• Directions: Find how many lines in the entries below carry the word "text" and answer with only that figure.

Stored dataset items
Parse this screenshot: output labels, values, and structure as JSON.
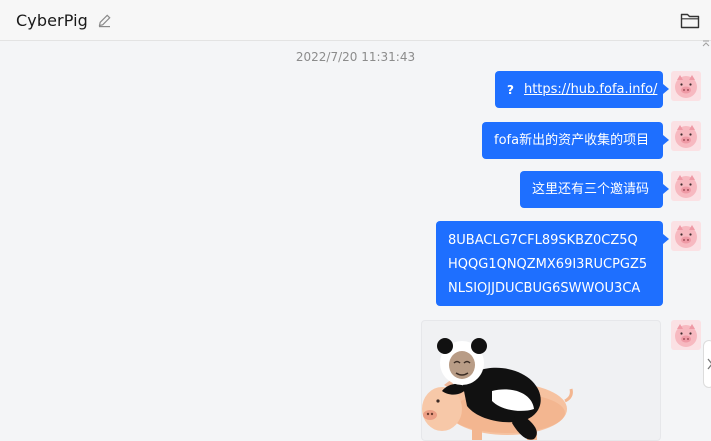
{
  "header": {
    "title": "CyberPig",
    "edit_icon": "pencil-icon",
    "folder_icon": "folder-icon"
  },
  "conversation": {
    "timestamp": "2022/7/20 11:31:43",
    "messages": [
      {
        "type": "link",
        "icon": "?",
        "text": "https://hub.fofa.info/"
      },
      {
        "type": "text",
        "text": "fofa新出的资产收集的项目"
      },
      {
        "type": "text",
        "text": "这里还有三个邀请码"
      },
      {
        "type": "multiline",
        "lines": [
          "8UBACLG7CFL89SKBZ0CZ5Q",
          "HQQG1QNQZMX69I3RUCPGZ5",
          "NLSIOJJDUCBUG6SWWOU3CA"
        ]
      },
      {
        "type": "image",
        "description_icon": "panda-riding-pig-sticker"
      }
    ]
  },
  "colors": {
    "bubble": "#1e6fff",
    "background": "#f4f5f7",
    "avatar": "#f7b9c0"
  }
}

• Exercise answer: 5